┏━━

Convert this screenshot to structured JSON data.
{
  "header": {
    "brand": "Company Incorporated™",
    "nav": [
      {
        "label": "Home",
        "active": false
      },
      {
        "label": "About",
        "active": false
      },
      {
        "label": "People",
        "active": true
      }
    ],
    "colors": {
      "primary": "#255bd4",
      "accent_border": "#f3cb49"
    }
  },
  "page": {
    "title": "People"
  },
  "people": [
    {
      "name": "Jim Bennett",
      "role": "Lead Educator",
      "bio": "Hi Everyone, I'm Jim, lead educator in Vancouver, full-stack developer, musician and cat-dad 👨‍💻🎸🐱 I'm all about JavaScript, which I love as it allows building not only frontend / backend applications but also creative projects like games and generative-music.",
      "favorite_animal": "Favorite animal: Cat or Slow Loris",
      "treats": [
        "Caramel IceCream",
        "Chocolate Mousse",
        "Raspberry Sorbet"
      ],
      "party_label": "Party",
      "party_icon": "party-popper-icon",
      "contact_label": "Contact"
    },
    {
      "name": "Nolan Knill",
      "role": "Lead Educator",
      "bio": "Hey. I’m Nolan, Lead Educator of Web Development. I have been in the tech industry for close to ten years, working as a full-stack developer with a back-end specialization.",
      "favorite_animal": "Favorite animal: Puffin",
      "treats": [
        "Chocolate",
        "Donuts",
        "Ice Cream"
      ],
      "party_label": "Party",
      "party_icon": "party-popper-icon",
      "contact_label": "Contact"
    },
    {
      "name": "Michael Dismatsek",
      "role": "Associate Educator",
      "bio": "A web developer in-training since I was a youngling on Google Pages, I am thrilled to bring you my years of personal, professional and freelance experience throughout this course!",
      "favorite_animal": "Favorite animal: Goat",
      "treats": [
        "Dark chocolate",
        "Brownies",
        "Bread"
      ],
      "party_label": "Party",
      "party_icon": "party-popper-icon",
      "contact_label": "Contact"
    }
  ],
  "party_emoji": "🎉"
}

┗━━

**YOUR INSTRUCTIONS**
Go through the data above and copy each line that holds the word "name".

**TASK RESULT**
      "name": "Jim Bennett",
      "name": "Nolan Knill",
      "name": "Michael Dismatsek",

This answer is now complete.